The frequency of the oscillator can be determined by the following equation:
f = 1 / ( 2 * tau * ln( [1 + beta] / [1 - beta] ) )
where tau = R4 * C2 and beta = R1 / (R1 + R2)
I'm a really big fan of using Python's "Fancy Calculator" functionality so I made a super basic script to check my work and play with the variables:
#!/usr/bin/env python3 from math import log as ln R1 = 1000 R2 = 10000 R4 = 33000 C2 = 0.1e-6 tau = C2 * R4 beta = R1 / (R1 + R2) f = 1 / (2 * tau * ln((1 + beta) / (1 - beta))) print(f)
So, from the equation, our circuit should yeild a frequency of 831 Hz. I managed to get my Digilent Analog Design board up and running in Linux so I took a got a shot of the waveform output going to the speaker:

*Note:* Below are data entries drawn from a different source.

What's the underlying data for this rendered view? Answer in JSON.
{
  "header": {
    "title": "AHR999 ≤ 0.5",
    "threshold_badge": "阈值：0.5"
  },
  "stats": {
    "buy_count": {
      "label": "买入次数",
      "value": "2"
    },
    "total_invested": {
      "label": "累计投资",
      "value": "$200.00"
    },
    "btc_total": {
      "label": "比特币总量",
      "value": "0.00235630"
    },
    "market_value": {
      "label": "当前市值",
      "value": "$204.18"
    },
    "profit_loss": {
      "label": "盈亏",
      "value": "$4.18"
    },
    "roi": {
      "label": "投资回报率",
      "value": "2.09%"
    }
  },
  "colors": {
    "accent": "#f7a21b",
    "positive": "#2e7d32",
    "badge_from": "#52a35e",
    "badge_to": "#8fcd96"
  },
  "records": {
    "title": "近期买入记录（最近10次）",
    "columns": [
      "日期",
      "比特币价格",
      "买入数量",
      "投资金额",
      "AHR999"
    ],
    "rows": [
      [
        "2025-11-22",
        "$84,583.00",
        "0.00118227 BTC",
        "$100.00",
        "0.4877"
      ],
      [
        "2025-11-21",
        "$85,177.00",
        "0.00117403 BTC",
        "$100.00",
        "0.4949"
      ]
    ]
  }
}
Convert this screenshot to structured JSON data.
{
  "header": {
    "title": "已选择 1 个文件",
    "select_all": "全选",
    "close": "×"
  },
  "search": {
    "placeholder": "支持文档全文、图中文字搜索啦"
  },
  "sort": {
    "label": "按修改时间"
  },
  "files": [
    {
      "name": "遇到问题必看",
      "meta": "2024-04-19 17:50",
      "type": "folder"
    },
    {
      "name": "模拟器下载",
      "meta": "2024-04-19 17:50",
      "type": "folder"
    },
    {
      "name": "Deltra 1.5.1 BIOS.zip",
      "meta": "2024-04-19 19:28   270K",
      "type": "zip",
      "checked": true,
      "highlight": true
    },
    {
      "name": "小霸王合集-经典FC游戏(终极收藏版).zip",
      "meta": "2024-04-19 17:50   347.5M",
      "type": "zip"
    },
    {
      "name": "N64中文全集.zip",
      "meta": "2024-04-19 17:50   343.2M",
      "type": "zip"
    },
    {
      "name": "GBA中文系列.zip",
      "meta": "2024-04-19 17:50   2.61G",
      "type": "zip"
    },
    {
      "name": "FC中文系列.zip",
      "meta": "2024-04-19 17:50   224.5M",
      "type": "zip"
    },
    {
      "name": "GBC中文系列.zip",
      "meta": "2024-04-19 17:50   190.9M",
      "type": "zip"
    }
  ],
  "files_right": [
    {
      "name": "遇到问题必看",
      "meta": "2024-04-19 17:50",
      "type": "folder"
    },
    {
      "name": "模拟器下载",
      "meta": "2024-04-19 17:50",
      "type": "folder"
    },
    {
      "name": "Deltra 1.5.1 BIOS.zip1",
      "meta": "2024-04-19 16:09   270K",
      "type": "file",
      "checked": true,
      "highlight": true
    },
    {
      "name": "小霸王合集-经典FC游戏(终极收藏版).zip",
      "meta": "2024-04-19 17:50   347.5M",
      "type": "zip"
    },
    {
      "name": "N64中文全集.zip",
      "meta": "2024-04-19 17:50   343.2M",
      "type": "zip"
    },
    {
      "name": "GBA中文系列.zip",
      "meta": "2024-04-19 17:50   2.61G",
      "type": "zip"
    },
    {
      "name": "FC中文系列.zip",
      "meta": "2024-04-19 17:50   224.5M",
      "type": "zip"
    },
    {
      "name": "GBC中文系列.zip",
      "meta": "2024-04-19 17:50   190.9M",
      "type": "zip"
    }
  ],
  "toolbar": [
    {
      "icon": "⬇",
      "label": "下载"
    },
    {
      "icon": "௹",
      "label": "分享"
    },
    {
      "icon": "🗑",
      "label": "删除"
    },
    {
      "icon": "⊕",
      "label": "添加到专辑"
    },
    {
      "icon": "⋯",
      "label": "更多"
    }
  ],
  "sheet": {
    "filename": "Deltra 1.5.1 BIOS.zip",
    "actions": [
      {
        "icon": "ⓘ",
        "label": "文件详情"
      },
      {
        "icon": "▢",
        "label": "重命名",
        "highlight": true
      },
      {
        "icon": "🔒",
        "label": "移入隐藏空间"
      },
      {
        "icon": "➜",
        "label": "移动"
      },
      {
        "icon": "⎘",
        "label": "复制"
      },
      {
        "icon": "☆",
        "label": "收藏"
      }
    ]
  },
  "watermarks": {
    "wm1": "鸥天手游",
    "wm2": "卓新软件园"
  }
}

815 Hz is pretty close to the theoretical value and just so happens to be the perfect frequency for startling thieves and annoying everyone else. Substituting the datasheet's 30K resistor for R4, you can see that the equation yields a frequency of about 914 Hz which is close enough for TI to call it a 1KHz square wave oscillator. For reference, I found these equations in my copy of Sedra and Smith's Microelectronic Circuits (6E) in Chapters 17.4 and 17.5. Even though I've been out of shchool for a while, I consult that mostrous book (it's over 1400 pages!) all the time. Great resource if you can find yourself a copy.
The 2N3904 circuit above serves as a low-side switch for the oscillator circuit. When the switch is closed or the contacts are shorted, Vbe < 0.7V, which is the magic diode voltage for silicon. This keeps the transistor in cutoff mode, preventing the oscillator from turning on. However, when the switch is opened or contacts un-shorted, the transistor goes into saturation mode ("full on") since now the base-emitter juction is forward biased and the base-collector junction is reverse biased. In the case of the banana heist, pieces of copper tape were used to short the base pin to ground, but any sort of normally open momentary switch will do.
You can now sleep soundly, knowing your fruit is safe.
Give this project a try for yourself! Get the BOM.